"I have been helping patients with sleep apnea for 20 years and have seen many changes in continuous positive airway pressure (CPAP) machines that deliver air pressure through a mask placed over your nose while you sleep," says Kara Grottke, Mayo Clinic Health System respiratory therapist. "The air pressure is somewhat greater than that of the surrounding air and is just enough to keep your upper airway passages open, preventing apnea and snoring."

Older devices would take up most of your nightstand, and the machine would keep both you and your significant other awake at night. Or, if you were able to adjust to the noise coming from the machine, you were waking up every hour to readjust your mask because the fit just wasn’t made for the curves and uniqueness of your face.

The machines now are small enough they can be held in one hand and, when coupled with a good mask seal, are whisper-quiet when in use. Manufacturers have heard the consumer and agree that one or two sizes do not fit all. There also are many mask options, sizes and styles from which to choose:
  • Nasal-style masks are small, lightweight and fit over your nose.
  • Pillow-style masks fit just under your nostrils. These are quite small and feel like hardly anything is on your face.
  • Full face-style masks fit over your mouth and nose, but they are much more lightweight and look and feel very different from the big bulky masks from years ago.
"I understand that the thought of going to bed with something attached to your face and blowing air may seem undesirable," adds Grottke. "However, I continually hear from patients that they didn’t realize how much they were missing out on before they used a CPAP machine. They knew they were tired, and that untreated sleep apnea had many health consequences, but they didn’t know how good they could feel." Using a CPAP machine can be frustrating at first, but it is important to stick with it. With time and patience, CPAP can positively affect your quality of life and health.

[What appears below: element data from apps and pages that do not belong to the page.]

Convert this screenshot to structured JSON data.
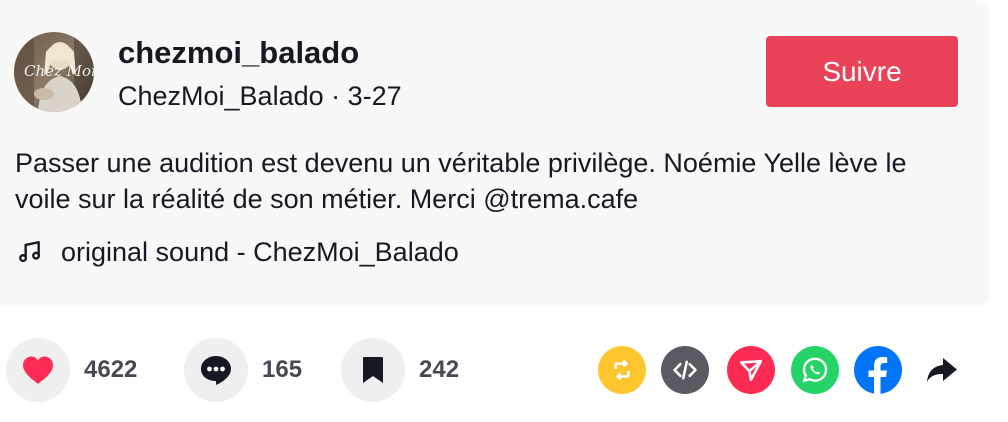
{
  "author": {
    "username": "chezmoi_balado",
    "display_name": "ChezMoi_Balado",
    "separator": "·",
    "date": "3-27",
    "avatar_text": "Chez Moi"
  },
  "follow_button": {
    "label": "Suivre",
    "color": "#ea4359"
  },
  "post": {
    "description": "Passer une audition est devenu un véritable privilège. Noémie Yelle lève le voile sur la réalité de son métier. Merci ",
    "mention": "@trema.cafe"
  },
  "sound": {
    "icon": "music-note-icon",
    "label": "original sound - ChezMoi_Balado"
  },
  "actions": {
    "likes": {
      "icon": "heart-icon",
      "count": "4622",
      "color": "#fe2c55"
    },
    "comments": {
      "icon": "comment-icon",
      "count": "165"
    },
    "saves": {
      "icon": "bookmark-icon",
      "count": "242"
    }
  },
  "share_buttons": [
    {
      "name": "repost",
      "icon": "repost-icon",
      "color": "#fec52e"
    },
    {
      "name": "embed",
      "icon": "embed-code-icon",
      "color": "#5a5b62"
    },
    {
      "name": "send",
      "icon": "send-icon",
      "color": "#fe2c55"
    },
    {
      "name": "whatsapp",
      "icon": "whatsapp-icon",
      "color": "#25d366"
    },
    {
      "name": "facebook",
      "icon": "facebook-icon",
      "color": "#0075fa"
    },
    {
      "name": "more",
      "icon": "share-arrow-icon",
      "color": "#161823"
    }
  ]
}
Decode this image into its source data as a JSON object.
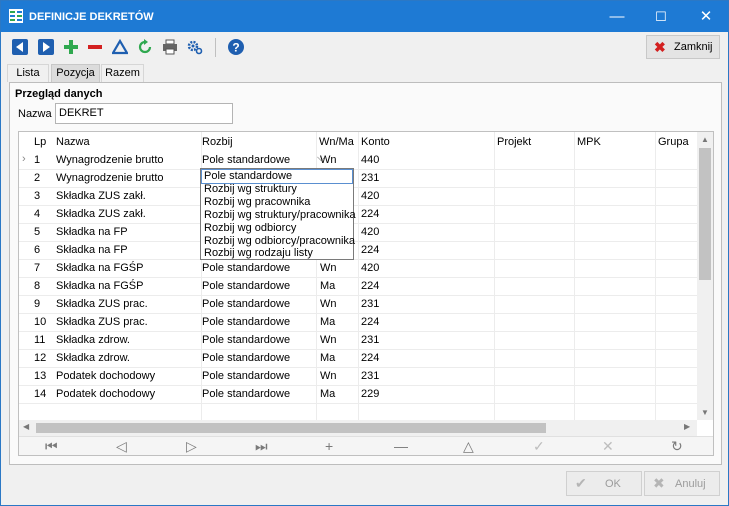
{
  "window": {
    "title": "DEFINICJE DEKRETÓW",
    "minimize": "—",
    "maximize": "☐",
    "close": "✕"
  },
  "toolbar": {
    "icons": [
      "prev-icon",
      "next-icon",
      "add-icon",
      "remove-icon",
      "edit-icon",
      "refresh-icon",
      "print-icon",
      "settings-icon",
      "help-icon"
    ],
    "close_label": "Zamknij"
  },
  "tabs": [
    {
      "label": "Lista"
    },
    {
      "label": "Pozycja"
    },
    {
      "label": "Razem"
    }
  ],
  "section": {
    "title": "Przegląd danych",
    "name_label": "Nazwa",
    "name_value": "DEKRET"
  },
  "grid": {
    "columns": [
      "Lp",
      "Nazwa",
      "Rozbij",
      "Wn/Ma",
      "Konto",
      "Projekt",
      "MPK",
      "Grupa"
    ],
    "rows": [
      {
        "lp": "1",
        "nazwa": "Wynagrodzenie brutto",
        "rozbij": "Pole standardowe",
        "wnma": "Wn",
        "konto": "440"
      },
      {
        "lp": "2",
        "nazwa": "Wynagrodzenie brutto",
        "rozbij": "",
        "wnma": "",
        "konto": "231"
      },
      {
        "lp": "3",
        "nazwa": "Składka ZUS zakł.",
        "rozbij": "",
        "wnma": "",
        "konto": "420"
      },
      {
        "lp": "4",
        "nazwa": "Składka ZUS zakł.",
        "rozbij": "",
        "wnma": "",
        "konto": "224"
      },
      {
        "lp": "5",
        "nazwa": "Składka na FP",
        "rozbij": "",
        "wnma": "",
        "konto": "420"
      },
      {
        "lp": "6",
        "nazwa": "Składka na FP",
        "rozbij": "",
        "wnma": "",
        "konto": "224"
      },
      {
        "lp": "7",
        "nazwa": "Składka na FGŚP",
        "rozbij": "Pole standardowe",
        "wnma": "Wn",
        "konto": "420"
      },
      {
        "lp": "8",
        "nazwa": "Składka na FGŚP",
        "rozbij": "Pole standardowe",
        "wnma": "Ma",
        "konto": "224"
      },
      {
        "lp": "9",
        "nazwa": "Składka ZUS prac.",
        "rozbij": "Pole standardowe",
        "wnma": "Wn",
        "konto": "231"
      },
      {
        "lp": "10",
        "nazwa": "Składka ZUS prac.",
        "rozbij": "Pole standardowe",
        "wnma": "Ma",
        "konto": "224"
      },
      {
        "lp": "11",
        "nazwa": "Składka zdrow.",
        "rozbij": "Pole standardowe",
        "wnma": "Wn",
        "konto": "231"
      },
      {
        "lp": "12",
        "nazwa": "Składka zdrow.",
        "rozbij": "Pole standardowe",
        "wnma": "Ma",
        "konto": "224"
      },
      {
        "lp": "13",
        "nazwa": "Podatek dochodowy",
        "rozbij": "Pole standardowe",
        "wnma": "Wn",
        "konto": "231"
      },
      {
        "lp": "14",
        "nazwa": "Podatek dochodowy",
        "rozbij": "Pole standardowe",
        "wnma": "Ma",
        "konto": "229"
      }
    ]
  },
  "dropdown": {
    "selected": "Pole standardowe",
    "options": [
      "Pole standardowe",
      "Rozbij wg struktury",
      "Rozbij wg pracownika",
      "Rozbij wg struktury/pracownika",
      "Rozbij wg odbiorcy",
      "Rozbij wg odbiorcy/pracownika",
      "Rozbij wg rodzaju listy"
    ]
  },
  "navigator": {
    "first": "⏮",
    "prev": "◁",
    "next": "▷",
    "last": "⏭",
    "add": "+",
    "remove": "—",
    "edit": "△",
    "confirm": "✓",
    "cancel": "✕",
    "refresh": "↻"
  },
  "footer": {
    "ok_label": "OK",
    "cancel_label": "Anuluj"
  },
  "colors": {
    "titlebar": "#1e7ad4",
    "accent_blue": "#1f5fb0",
    "add_green": "#2fa84f",
    "remove_red": "#d32020"
  }
}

This article can also be read on Philly.com: http://www.philly.com/philly/health/Sleep_apnea_has_moved_past_Darth_Vader_masks.html#ED6WsU5y2zGuzRKT.03.